11/17/2005 12:00AM

Guild reports a new problem


WASHINGTON - L. Wayne Gertmenian, the former chief executive of the Jockeys' Guild, wrote checks totaling $217,000 to himself and to other employees of his consulting company on Tuesday, the day Gertmenian was fired, the new head of the guild said on Thursday.

The checks were written despite a hold placed on the guild's accounts for any check over $200, according to Darrell Haire, the interim head of the guild. Haire said that he did not know the amounts of the individual checks but that checks were cashed by Gertmenian; Albert Fiss, the guild's former chief operating officer, who was also fired on Tuesday; and several other employees of Matrix Capital Associates, Gertmenian's consulting company.

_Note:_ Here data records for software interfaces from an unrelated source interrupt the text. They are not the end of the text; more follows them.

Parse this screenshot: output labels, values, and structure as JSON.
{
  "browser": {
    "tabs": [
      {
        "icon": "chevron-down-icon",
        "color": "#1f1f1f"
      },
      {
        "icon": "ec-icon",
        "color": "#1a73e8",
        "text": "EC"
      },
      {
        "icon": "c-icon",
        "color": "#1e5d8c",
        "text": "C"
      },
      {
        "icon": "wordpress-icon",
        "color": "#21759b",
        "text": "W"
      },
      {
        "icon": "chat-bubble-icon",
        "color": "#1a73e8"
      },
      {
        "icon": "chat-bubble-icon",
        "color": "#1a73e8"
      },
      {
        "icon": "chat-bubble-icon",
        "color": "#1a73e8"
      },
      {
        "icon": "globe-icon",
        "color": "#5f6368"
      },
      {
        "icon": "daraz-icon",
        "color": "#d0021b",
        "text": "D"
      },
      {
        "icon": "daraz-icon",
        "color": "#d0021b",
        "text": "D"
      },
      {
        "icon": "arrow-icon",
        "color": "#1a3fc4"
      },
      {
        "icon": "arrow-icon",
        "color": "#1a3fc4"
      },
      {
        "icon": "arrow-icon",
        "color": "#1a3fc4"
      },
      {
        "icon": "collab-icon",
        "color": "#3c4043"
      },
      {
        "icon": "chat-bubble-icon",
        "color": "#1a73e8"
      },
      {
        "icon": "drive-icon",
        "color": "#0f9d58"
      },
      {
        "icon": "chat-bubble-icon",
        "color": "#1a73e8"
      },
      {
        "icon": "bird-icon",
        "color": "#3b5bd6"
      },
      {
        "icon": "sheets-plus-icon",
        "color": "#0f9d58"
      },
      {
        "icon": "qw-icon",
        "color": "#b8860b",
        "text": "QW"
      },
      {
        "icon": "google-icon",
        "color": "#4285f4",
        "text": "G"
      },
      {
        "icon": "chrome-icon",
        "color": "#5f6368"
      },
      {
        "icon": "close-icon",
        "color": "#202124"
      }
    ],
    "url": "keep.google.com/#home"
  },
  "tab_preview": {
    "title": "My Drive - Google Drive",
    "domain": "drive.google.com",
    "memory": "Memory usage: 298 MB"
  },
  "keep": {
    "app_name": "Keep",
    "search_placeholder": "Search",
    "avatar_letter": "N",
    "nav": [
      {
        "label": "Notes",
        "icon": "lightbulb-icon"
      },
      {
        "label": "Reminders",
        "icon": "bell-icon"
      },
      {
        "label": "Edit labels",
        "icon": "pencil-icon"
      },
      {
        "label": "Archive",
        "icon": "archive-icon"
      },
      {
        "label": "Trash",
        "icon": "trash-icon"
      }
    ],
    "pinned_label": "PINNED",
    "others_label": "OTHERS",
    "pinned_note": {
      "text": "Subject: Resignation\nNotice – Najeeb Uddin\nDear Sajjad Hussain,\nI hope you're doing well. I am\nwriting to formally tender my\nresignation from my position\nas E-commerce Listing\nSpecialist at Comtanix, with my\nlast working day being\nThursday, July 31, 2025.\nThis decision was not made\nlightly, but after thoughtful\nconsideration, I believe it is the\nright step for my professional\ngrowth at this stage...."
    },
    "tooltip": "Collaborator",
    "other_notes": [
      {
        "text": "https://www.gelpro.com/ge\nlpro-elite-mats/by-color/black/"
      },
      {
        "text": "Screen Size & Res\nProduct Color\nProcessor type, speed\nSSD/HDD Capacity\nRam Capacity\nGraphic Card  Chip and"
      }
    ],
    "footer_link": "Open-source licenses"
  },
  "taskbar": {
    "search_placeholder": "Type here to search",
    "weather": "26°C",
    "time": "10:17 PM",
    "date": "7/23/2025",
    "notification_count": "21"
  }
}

"We don't know how it happened," Haire said. "We're talking to the banks to figure it all out."

A phone call placed to Gertmenian's house in California on Thursday was not answered.

Barry Broad, the counsel to the guild, said that information about the checks had been turned over to law enforcement officials.

The cashed checks were referenced by several members of the House of Representatives Subcommittee on Oversight and Investigations during a hearing on Thursday afternoon in Washington. The hearing was the second held by the committee, which is investigating the guild and riders' accident insurance. The committee is chaired by Rep. Ed Whitfield, a Republican from Kentucky.

In opening remarks, several members of the committee applauded the guild for removing Gertmenian. Joe Barton, a Republican from Texas who had urged guild members to fire Gertmenian, said: "If there are any guild members here today, I want to say to you, I'm proud of you for doing the right thing, and we will continue to back you."

In the first hearing last month, the committee focused on the guild's management under Gertmenian, principally a decision in 2002 to allow a catastrophic-injury policy that covered jockeys for up to $1 million to lapse. The hearing Thursday focused on the responsibilities of racetracks and industry groups to provide insurance and safe working conditions for jockeys. Seventeen witnesses, including representatives from Churchill Downs, Magna Entertainment Corp., Moutaineer Park, and Charles Town Races, testified.

Most racing representatives testified that the industry had provided adequate insurance coverage to jockeys until the guild allowed the policy to lapse.

The explanations did not appear to fully satisfy Rep. Bart Stupak, a Democrat from Michigan, who said that congressmen were "looking for a revenue source because we have to take care of these people."